Data in this exercise -

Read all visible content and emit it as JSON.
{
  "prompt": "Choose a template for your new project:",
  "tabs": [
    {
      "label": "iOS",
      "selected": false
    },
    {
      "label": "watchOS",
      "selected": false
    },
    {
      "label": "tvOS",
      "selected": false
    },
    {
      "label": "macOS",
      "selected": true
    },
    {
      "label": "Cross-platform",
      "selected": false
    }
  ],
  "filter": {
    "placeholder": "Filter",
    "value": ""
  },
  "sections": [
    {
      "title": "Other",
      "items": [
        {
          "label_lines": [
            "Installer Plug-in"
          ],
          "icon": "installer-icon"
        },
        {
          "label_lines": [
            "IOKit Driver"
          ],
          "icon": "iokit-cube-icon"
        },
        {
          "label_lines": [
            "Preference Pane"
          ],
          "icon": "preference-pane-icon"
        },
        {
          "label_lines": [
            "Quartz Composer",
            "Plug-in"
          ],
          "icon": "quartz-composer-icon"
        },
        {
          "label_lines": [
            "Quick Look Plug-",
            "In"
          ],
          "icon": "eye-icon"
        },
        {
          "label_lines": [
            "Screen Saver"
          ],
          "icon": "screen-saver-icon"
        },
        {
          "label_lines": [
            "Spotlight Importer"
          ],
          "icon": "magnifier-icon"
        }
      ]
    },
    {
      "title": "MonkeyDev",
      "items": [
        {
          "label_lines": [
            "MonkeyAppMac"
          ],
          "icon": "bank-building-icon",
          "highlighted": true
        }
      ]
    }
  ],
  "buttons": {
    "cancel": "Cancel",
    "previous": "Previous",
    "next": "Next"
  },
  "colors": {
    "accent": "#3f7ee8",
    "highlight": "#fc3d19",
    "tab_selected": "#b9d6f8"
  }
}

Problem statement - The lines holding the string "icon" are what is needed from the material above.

Answer for the task -
          "icon": "installer-icon"
          "icon": "iokit-cube-icon"
          "icon": "preference-pane-icon"
          "icon": "quartz-composer-icon"
          "icon": "eye-icon"
          "icon": "screen-saver-icon"
          "icon": "magnifier-icon"
          "icon": "bank-building-icon",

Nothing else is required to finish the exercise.